The overall reduction in the current account is small, but it masks the underlying composition. The trade deficit has weakened materially since the start of 2022 and is now deeply negative. The total is kept positive by large net earnings from the stock of foreign assets.

The reversal of energy prices is unlikely to be seen immediately in official numbers but should point to an improvement in the trade balance in due course, which would improve the current account surplus.


3. International investment position

Japan boasts net international investment (value of foreign assets minus the ownership of Japanese assets by non-Japanese investors) of $3.3 trillion, the single largest position of any country globally.4

4. Reserve currency status

According to IMF COFER data, the proportion of all foreign exchange holdings held in yen globally is 5.2%. At its peak at the start of 2021 this figure was 6%, but again a longer-term context is important. At its highest, this figure topped out at 10%. At its lowest in the post-2000 era, it bottomed at 2.8%.

The assertion that the yen is a reserve currency still very much holds, and much more so than for most of the post-2000 era.

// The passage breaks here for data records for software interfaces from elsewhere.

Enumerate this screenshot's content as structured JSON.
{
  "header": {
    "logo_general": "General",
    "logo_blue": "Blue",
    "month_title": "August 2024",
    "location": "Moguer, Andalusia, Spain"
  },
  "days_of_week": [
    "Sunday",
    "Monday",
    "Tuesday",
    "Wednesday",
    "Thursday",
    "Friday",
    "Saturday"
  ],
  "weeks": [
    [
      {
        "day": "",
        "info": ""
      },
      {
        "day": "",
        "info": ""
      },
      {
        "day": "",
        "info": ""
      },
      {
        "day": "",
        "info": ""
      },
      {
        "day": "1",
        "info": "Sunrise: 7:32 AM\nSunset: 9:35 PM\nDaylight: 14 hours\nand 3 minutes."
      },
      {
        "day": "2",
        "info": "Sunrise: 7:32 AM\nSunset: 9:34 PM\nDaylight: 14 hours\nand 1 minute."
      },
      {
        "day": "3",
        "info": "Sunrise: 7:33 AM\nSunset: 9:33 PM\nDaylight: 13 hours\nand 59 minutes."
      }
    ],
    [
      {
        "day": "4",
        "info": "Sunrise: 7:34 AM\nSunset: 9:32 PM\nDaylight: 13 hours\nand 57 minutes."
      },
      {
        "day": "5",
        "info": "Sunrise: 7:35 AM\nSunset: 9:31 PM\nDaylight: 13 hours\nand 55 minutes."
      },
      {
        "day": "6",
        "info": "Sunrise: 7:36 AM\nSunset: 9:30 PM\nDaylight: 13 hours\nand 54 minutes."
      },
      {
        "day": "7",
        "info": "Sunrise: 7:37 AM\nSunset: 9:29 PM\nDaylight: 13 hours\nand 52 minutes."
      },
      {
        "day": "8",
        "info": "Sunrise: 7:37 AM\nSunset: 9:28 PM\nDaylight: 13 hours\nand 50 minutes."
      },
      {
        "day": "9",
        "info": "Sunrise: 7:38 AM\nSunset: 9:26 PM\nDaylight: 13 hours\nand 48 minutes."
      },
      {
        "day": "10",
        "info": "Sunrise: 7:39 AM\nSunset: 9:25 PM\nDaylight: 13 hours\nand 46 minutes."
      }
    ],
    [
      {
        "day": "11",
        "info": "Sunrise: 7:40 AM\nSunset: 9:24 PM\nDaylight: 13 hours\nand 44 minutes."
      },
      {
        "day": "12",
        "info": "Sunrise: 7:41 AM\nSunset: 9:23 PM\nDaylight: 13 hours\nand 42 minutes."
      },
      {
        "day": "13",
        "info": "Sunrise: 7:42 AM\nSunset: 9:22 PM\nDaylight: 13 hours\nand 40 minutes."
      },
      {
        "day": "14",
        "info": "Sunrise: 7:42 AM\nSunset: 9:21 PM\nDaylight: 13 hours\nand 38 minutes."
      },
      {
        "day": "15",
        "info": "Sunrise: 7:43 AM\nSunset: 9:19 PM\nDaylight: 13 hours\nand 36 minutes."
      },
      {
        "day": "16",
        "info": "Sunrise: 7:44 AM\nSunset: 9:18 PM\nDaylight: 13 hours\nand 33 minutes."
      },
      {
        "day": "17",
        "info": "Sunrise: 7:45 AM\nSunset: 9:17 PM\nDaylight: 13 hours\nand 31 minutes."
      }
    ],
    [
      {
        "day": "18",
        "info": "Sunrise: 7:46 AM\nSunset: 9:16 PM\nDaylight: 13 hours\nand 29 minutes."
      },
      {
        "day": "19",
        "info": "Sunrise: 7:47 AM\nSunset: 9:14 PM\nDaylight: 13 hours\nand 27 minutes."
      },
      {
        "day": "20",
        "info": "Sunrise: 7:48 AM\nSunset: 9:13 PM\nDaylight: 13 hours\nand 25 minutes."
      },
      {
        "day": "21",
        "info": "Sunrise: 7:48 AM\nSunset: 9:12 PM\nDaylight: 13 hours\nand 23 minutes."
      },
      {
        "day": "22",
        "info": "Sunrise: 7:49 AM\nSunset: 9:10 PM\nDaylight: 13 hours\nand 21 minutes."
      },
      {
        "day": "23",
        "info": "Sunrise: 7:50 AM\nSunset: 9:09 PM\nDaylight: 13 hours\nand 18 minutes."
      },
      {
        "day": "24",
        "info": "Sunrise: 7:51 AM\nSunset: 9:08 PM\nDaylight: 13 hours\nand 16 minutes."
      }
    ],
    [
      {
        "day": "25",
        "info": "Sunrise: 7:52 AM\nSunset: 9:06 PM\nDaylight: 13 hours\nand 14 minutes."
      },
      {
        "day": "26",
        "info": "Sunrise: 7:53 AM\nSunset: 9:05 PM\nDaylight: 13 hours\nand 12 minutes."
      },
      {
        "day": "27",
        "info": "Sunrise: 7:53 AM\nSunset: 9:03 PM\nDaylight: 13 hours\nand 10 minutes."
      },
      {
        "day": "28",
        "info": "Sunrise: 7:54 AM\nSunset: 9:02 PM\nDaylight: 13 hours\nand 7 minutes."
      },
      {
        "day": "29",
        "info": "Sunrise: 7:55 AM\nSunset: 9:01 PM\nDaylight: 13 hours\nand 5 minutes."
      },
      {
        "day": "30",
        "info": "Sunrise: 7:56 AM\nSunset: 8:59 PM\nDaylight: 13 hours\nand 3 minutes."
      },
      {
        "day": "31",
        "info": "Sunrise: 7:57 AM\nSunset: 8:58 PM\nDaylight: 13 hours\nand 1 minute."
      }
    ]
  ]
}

With regards to liquidity, in the latest release of its triennial report on foreign exchange markets, the BIS calculates that the Japanese yen is the third most traded currency in the world, behind the euro and the US dollar.5

How will the yen fare in a risk-off scenario?

Ultimately, it depends what kind of risk-off scenario we are talking about. In rates-down risk-off scenarios, we have little reason to doubt that the yen will appreciate. In rates-up risk-off scenarios, the sensitivity of the yen to US interest rates makes it much more ambiguous.

The correlation of the yen and global equities will, in large part, be a function of the correlation of Treasury yields and global equities. That said, we believe that the skew is now in favour of the yen working as a safe-haven currency.


1. Source: Bloomberg as at 30 September 2022.

2. Source: Bloomberg, World Bank as at 31 December 2015.

3. Source: Bloomberg, as at 30 October 2022.

4. Source: Bloomberg, IMF as at 30 June 2022.

5. Source: Bank for International Settlements, as at 20 June 2022.

Josh Logan

Fund Management Assistant

Josh originally joined the team in June 2016 as an intern and saw drama from the outset, with week one of his career in finance seeing the UK vote to leave the EU. Josh re-joined the Fund Management team in 2018 having graduated from the University of Bath with a degree in maths. Josh’s desire for adrenaline kicks leads him to do things such as skiing, cycling and collapsing during half marathons.

Josh Logan